> **PROVIDED INFORMATION**:
*** Begin section ***
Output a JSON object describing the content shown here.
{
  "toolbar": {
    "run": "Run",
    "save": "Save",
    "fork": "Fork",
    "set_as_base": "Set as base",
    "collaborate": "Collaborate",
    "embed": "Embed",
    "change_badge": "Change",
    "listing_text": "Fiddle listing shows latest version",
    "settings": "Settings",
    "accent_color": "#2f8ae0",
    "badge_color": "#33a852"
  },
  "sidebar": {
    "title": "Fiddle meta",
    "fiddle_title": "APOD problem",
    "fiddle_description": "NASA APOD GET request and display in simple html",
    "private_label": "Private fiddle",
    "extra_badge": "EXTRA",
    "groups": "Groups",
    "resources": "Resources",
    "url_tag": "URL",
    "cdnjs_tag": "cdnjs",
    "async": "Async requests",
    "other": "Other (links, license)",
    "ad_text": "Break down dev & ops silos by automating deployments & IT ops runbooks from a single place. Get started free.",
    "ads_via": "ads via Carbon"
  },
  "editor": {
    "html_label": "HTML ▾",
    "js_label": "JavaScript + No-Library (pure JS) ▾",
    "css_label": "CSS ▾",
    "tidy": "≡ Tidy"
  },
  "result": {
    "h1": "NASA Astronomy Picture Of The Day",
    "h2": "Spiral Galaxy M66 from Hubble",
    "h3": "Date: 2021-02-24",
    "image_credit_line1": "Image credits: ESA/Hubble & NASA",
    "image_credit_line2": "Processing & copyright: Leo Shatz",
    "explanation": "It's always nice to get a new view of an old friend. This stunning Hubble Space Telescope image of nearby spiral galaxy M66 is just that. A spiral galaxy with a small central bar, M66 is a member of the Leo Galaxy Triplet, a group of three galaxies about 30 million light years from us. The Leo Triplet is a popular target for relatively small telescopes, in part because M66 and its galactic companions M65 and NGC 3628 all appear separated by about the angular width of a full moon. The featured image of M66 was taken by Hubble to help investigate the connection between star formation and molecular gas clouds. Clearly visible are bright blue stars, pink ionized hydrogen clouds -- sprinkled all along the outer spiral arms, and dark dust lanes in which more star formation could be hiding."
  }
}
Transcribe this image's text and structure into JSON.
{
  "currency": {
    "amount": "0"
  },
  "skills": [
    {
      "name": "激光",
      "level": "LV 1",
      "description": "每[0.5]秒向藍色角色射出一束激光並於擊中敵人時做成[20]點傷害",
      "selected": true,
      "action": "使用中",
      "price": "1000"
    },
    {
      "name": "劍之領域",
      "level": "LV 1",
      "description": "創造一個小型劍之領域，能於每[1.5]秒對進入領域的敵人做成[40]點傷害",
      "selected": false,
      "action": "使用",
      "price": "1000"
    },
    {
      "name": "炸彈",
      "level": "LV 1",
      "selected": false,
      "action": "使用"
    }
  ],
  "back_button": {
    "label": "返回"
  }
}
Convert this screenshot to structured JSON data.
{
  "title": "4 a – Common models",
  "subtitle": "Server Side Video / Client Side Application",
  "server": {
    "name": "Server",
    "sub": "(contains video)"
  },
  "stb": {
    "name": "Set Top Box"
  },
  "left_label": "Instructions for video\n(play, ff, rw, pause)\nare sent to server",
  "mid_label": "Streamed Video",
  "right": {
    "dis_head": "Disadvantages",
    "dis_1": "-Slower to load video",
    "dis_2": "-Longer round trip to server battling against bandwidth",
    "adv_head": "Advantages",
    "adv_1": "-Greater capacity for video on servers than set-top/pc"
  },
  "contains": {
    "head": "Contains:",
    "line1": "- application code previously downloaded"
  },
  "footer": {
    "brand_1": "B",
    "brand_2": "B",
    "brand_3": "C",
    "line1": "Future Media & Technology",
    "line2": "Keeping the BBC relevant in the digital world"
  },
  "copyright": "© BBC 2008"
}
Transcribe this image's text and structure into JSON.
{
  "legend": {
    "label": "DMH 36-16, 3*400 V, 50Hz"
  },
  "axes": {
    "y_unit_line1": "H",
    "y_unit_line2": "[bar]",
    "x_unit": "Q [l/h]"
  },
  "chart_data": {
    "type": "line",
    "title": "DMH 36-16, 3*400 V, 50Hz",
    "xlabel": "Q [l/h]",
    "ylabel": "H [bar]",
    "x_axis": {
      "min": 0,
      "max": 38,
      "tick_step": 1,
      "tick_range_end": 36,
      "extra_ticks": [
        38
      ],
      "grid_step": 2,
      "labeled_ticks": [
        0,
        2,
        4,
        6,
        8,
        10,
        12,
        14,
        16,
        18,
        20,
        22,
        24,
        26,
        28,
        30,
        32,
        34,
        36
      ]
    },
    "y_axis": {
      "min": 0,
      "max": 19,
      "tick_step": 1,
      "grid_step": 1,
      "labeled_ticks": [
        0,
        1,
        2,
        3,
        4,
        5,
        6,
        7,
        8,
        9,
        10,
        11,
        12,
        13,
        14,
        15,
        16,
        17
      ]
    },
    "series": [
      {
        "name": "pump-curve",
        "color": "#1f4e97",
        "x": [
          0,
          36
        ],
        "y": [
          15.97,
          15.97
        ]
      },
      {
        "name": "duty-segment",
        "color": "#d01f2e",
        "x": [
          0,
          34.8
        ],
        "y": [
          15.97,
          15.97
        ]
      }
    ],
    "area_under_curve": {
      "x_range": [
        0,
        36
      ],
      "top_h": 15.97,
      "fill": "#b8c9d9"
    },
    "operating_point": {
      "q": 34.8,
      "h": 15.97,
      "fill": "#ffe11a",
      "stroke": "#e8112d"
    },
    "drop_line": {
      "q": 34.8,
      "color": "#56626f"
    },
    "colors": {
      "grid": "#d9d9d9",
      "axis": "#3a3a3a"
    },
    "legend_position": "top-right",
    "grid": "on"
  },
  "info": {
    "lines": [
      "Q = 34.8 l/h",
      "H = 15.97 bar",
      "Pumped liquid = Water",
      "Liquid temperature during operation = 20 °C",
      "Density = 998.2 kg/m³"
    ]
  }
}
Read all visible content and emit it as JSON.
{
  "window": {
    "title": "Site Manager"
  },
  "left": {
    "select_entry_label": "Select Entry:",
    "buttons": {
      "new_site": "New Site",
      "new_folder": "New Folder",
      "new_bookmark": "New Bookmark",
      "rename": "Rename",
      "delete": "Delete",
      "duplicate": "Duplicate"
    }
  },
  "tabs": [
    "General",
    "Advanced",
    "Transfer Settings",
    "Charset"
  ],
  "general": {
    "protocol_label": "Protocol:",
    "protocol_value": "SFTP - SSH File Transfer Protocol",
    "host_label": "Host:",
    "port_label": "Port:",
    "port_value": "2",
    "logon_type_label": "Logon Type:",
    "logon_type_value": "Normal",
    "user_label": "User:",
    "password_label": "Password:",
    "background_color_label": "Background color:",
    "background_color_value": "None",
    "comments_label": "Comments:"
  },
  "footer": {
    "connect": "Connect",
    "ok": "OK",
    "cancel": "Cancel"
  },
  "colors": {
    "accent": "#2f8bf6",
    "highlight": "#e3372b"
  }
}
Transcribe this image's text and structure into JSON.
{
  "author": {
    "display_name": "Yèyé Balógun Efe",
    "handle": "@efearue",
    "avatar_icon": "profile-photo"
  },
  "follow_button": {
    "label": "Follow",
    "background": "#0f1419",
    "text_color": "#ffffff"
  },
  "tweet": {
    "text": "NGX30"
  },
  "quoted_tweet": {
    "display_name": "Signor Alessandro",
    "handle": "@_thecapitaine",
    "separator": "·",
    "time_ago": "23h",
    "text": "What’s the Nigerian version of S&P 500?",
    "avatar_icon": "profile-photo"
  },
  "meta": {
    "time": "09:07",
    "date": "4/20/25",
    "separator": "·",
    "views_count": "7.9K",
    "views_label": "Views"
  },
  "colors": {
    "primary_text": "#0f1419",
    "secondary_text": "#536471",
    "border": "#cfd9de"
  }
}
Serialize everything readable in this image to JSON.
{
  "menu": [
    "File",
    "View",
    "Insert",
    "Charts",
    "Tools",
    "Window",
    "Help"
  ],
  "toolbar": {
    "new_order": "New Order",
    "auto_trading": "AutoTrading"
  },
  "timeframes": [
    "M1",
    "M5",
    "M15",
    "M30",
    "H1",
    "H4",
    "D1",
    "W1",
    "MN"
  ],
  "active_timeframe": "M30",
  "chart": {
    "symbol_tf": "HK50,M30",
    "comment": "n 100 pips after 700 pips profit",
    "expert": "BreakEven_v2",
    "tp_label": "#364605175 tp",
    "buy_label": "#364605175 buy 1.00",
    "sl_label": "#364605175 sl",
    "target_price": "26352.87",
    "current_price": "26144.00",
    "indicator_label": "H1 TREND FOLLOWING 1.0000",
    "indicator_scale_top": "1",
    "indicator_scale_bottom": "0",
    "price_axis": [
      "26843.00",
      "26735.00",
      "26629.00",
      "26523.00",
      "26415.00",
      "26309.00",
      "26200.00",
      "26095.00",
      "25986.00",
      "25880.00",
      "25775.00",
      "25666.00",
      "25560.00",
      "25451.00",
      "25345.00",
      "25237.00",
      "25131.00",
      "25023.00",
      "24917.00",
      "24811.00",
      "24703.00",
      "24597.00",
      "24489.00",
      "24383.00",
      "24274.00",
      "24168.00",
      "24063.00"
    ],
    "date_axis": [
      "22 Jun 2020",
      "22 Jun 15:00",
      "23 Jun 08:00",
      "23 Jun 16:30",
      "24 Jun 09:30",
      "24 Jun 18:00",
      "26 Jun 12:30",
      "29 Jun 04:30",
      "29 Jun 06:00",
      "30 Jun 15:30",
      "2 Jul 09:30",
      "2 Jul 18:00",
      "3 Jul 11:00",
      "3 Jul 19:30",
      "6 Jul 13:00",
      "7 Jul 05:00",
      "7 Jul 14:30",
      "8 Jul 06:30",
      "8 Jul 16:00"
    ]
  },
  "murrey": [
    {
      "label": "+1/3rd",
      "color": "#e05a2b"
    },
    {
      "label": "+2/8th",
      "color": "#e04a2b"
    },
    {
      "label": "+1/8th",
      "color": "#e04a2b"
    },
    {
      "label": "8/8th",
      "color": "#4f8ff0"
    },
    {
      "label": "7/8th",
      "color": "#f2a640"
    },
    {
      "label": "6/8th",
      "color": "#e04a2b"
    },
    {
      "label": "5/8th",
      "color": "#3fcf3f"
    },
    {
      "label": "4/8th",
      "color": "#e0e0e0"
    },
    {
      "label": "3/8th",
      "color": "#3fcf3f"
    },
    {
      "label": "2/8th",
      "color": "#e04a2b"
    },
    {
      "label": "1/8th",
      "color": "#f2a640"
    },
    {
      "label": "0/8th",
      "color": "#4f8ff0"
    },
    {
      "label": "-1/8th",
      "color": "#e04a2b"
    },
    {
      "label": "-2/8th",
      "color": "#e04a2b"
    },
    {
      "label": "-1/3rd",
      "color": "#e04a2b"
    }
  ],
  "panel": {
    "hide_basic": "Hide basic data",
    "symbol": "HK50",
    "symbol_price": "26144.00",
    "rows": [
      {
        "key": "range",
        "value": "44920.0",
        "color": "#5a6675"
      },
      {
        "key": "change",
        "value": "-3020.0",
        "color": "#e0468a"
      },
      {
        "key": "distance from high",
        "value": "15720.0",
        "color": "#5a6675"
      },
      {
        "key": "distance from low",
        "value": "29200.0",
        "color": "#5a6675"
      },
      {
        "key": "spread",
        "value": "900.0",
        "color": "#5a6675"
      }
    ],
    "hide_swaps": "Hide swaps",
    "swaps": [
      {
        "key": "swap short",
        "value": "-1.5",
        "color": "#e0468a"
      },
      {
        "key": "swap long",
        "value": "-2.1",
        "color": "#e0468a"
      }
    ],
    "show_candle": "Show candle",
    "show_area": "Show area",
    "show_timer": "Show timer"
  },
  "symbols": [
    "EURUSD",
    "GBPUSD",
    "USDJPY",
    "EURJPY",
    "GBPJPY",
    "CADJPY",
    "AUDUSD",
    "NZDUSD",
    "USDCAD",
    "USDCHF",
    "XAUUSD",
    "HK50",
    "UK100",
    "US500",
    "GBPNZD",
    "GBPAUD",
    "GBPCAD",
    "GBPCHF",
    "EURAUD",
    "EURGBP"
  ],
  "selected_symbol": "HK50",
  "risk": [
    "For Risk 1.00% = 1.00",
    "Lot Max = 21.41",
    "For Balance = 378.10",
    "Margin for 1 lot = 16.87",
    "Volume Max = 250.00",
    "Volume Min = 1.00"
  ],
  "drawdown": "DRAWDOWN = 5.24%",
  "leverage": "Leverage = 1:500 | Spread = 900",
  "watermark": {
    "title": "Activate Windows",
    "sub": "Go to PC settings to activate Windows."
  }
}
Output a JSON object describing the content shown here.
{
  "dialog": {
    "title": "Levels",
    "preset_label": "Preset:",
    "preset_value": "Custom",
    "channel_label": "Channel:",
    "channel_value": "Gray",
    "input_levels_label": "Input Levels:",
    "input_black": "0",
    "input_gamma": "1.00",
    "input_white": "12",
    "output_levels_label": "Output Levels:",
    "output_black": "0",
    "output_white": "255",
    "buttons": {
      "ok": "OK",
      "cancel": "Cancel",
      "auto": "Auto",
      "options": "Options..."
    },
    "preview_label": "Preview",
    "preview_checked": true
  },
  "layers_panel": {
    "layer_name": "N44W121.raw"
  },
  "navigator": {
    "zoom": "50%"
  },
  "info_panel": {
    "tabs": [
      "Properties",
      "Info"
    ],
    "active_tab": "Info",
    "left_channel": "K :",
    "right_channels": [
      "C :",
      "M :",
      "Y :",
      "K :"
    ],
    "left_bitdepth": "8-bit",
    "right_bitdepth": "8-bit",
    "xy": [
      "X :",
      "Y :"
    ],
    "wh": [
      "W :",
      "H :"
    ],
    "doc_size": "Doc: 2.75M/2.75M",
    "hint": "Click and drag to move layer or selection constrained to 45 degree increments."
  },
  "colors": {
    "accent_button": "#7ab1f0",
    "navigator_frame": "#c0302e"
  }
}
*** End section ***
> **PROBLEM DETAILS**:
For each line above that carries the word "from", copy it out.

> **FINISHED TASK**:
    "ad_text": "Break down dev & ops silos by automating deployments & IT ops runbooks from a single place. Get started free.",
    "h2": "Spiral Galaxy M66 from Hubble",
    "explanation": "It's always nice to get a new view of an old friend. This stunning Hubble Space Telescope image of nearby spiral galaxy M66 is just that. A spiral galaxy with a small central bar, M66 is a member of the Leo Galaxy Triplet, a group of three galaxies about 30 million light years from us. The Leo Triplet is a popular target for relatively small telescopes, in part because M66 and its galactic companions M65 and NGC 3628 all appear separated by about the angular width of a full moon. The featured image of M66 was taken by Hubble to help investigate the connection between star formation and molecular gas clouds. Clearly visible are bright blue stars, pink ionized hydrogen clouds -- sprinkled all along the outer spiral arms, and dark dust lanes in which more star formation could be hiding."
        "key": "distance from high",
        "key": "distance from low",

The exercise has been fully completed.